Buendia and Raf Simmons, Dior’s new creative director, seemed to have channeled almost the same details and inspirations from the master’s original body of work.
“I haven’t started making the dresses yet, but I was shocked to find out that my sketches looked uncannily similar to the clothes Simmons recently showed on the runway,” said an amused Buendia. “I don’t want to end up in ‘Ayyyteh.’ So, it was back to the drawing board for me.”
He has reasons to panic. Apart from the number of pieces he’s expected to show, Buendia has decided not to send out reworked dresses from past collections.
“I will use a lot of tulle, taffeta, silk gazar, French lace and silk abaca,” said Buendia, who once worked as assistant designer to “RTW King” Cesar Gaupo. “There will be no silk chiffon pieces, and embellishments are limited to a hint of sequins and pearls piled near the neckline.”
In keeping with the Dior spirit, most of his silhouettes are close to the body, with natural shoulders and cinched waists. It will be a play on both the familiar and the unexpected in the form of, say, malleable necklines and flared skirts.
Playing with tulle
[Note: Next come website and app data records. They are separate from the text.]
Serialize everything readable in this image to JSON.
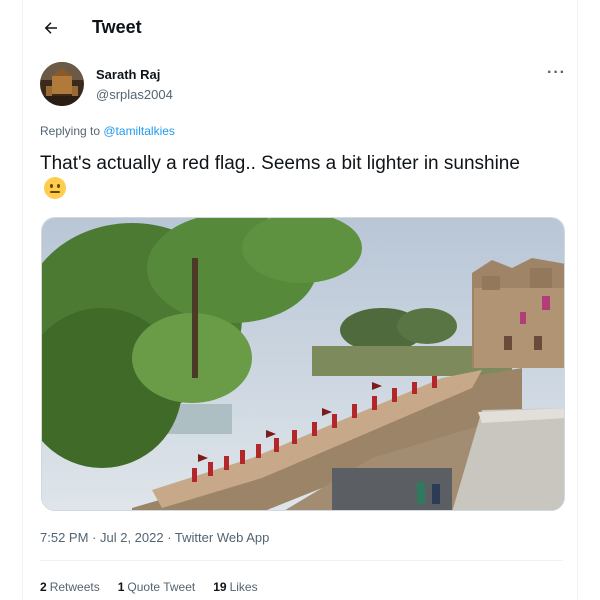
{
  "header": {
    "title": "Tweet",
    "back_icon": "arrow-left-icon"
  },
  "author": {
    "name": "Sarath Raj",
    "handle": "@srplas2004",
    "more_icon": "more-horizontal-icon"
  },
  "reply": {
    "prefix": "Replying to ",
    "handle": "@tamiltalkies"
  },
  "tweet": {
    "text": "That's actually a red flag.. Seems a bit lighter in sunshine",
    "emoji_icon": "slightly-frowning-face-icon"
  },
  "media": {
    "icon": "photo-procession-palace"
  },
  "meta": {
    "time": "7:52 PM",
    "sep1": " · ",
    "date": "Jul 2, 2022",
    "sep2": " · ",
    "app": "Twitter Web App"
  },
  "stats": {
    "retweets_count": "2",
    "retweets_label": "Retweets",
    "quotes_count": "1",
    "quotes_label": "Quote Tweet",
    "likes_count": "19",
    "likes_label": "Likes"
  },
  "colors": {
    "accent": "#1d9bf0",
    "text": "#0f1419",
    "secondary": "#536471",
    "border": "#eff3f4"
  }
}
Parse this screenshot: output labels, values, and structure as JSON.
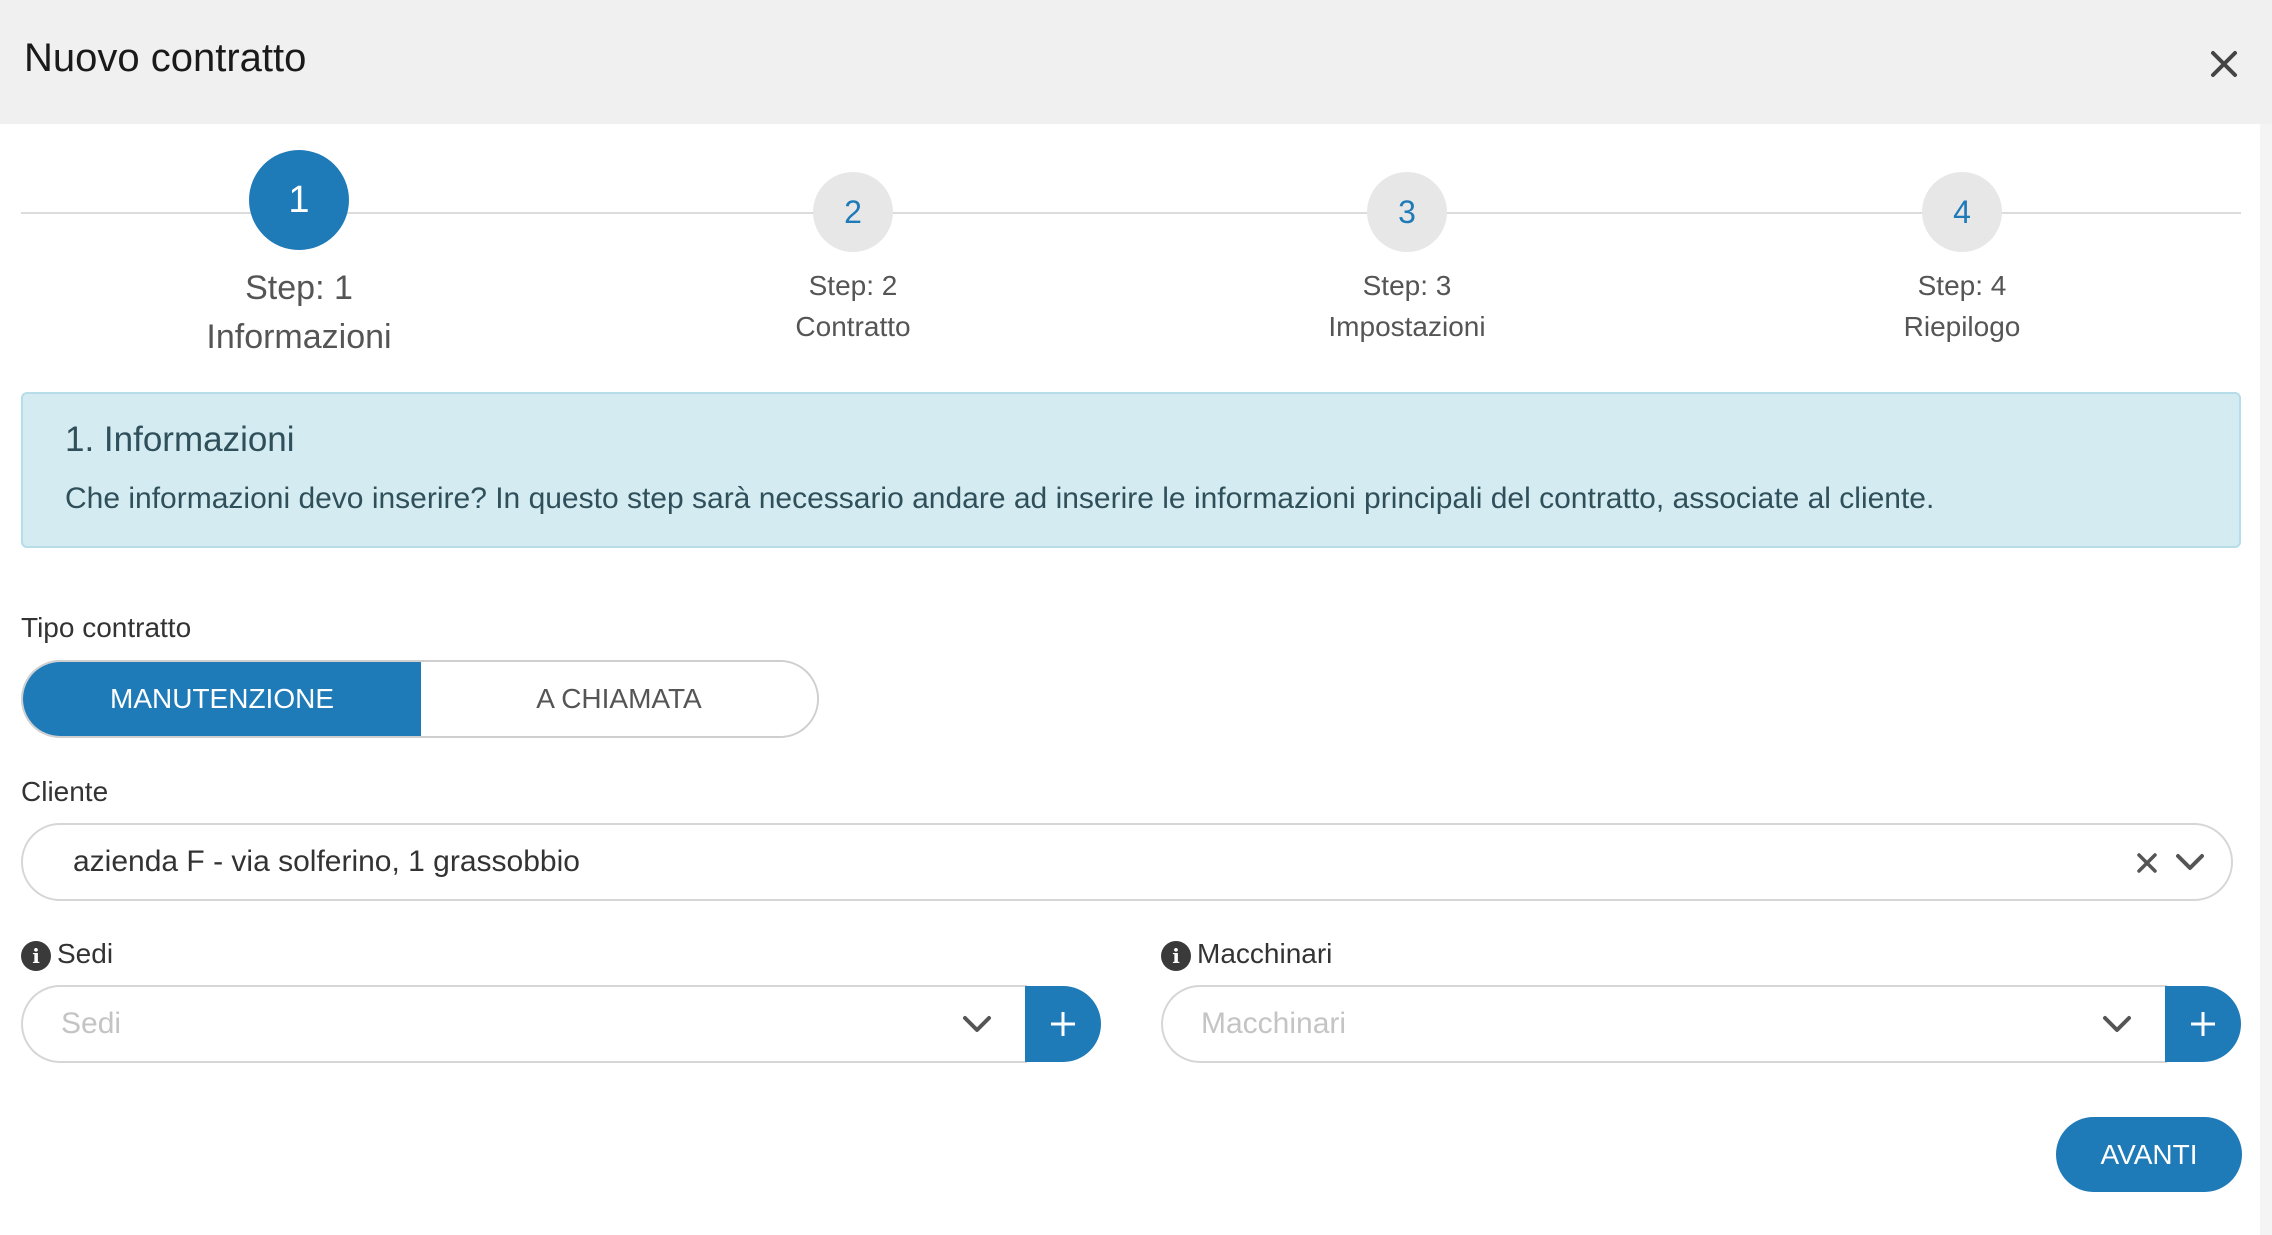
{
  "dialog": {
    "title": "Nuovo contratto"
  },
  "stepper": {
    "steps": [
      {
        "number": "1",
        "step_label": "Step: 1",
        "name": "Informazioni",
        "active": true
      },
      {
        "number": "2",
        "step_label": "Step: 2",
        "name": "Contratto",
        "active": false
      },
      {
        "number": "3",
        "step_label": "Step: 3",
        "name": "Impostazioni",
        "active": false
      },
      {
        "number": "4",
        "step_label": "Step: 4",
        "name": "Riepilogo",
        "active": false
      }
    ]
  },
  "info_box": {
    "heading": "1. Informazioni",
    "text": "Che informazioni devo inserire? In questo step sarà necessario andare ad inserire le informazioni principali del contratto, associate al cliente."
  },
  "form": {
    "tipo_contratto": {
      "label": "Tipo contratto",
      "options": [
        "MANUTENZIONE",
        "A CHIAMATA"
      ],
      "selected": "MANUTENZIONE"
    },
    "cliente": {
      "label": "Cliente",
      "value": "azienda F - via solferino, 1 grassobbio"
    },
    "sedi": {
      "label": "Sedi",
      "placeholder": "Sedi",
      "add_label": "+"
    },
    "macchinari": {
      "label": "Macchinari",
      "placeholder": "Macchinari",
      "add_label": "+"
    }
  },
  "footer": {
    "next_label": "AVANTI"
  },
  "colors": {
    "primary": "#1f7ab8",
    "info_bg": "#d4ebf1",
    "header_bg": "#f0f0f0"
  },
  "icons": {
    "close": "close-icon",
    "clear": "clear-icon",
    "dropdown": "chevron-down-icon",
    "info": "info-icon",
    "add": "plus-icon"
  }
}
It would also be nice to see how Buendia plays with tulle, a material commonly used as inner layer, by fashioning it into full dresses.
For the first time in his career, he will use a great deal of silk abaca in blouses. The fabric, which Buendia sourced from Catanduanes, has the feel of linen.
“Because of improvements in technology, silk abaca is not as prone to creasing as before. And it’s not itchy.”
Buendia will also dress up 15 male models, including five young male clients in signature suits. The last of his five suites will be devoted to gowns.
“Looking back on the history of fashion, I probably went back as far as the time of Englishman Charles Frederick Worth,” he said. “I realized I’ve incorporated bustles and other details of the era. In keeping with the times, I’ve made the proportions smaller and more modern.”
Among local designers, Buendia singled out Inno Sotto, Mike dela Rosa, Auggie Cordero, Cesar Gaupo, Gang Gomez (now a Benedictine monk based in Bukidnon) and the late Joe Salazar as his idols.
“I had a close-up view backstage of these masters’ works,” he said. “It was the most exciting time in Philippine fashion.”
Doing RTW pieces is nothing new to Buendia. He once did Gaupo’s secondary line for SM Boutique Square, dubbed as “Thesa.” Lately, he realized where he wanted to take his career after collaborating with Kashieca’s in-house designers to produce a capsule collection.
“I’m learning branding,” he revealed. “I want to venture into non-fashion items. Since I love to eat, why not introduce my own brand of chocolate? That would be part of my giveaways to friends—JC’s Earl Grey tea bar, chocolate with Earl Grey tea flavor.”
Down to his very English giveaways, Buendia has again proven himself consistent.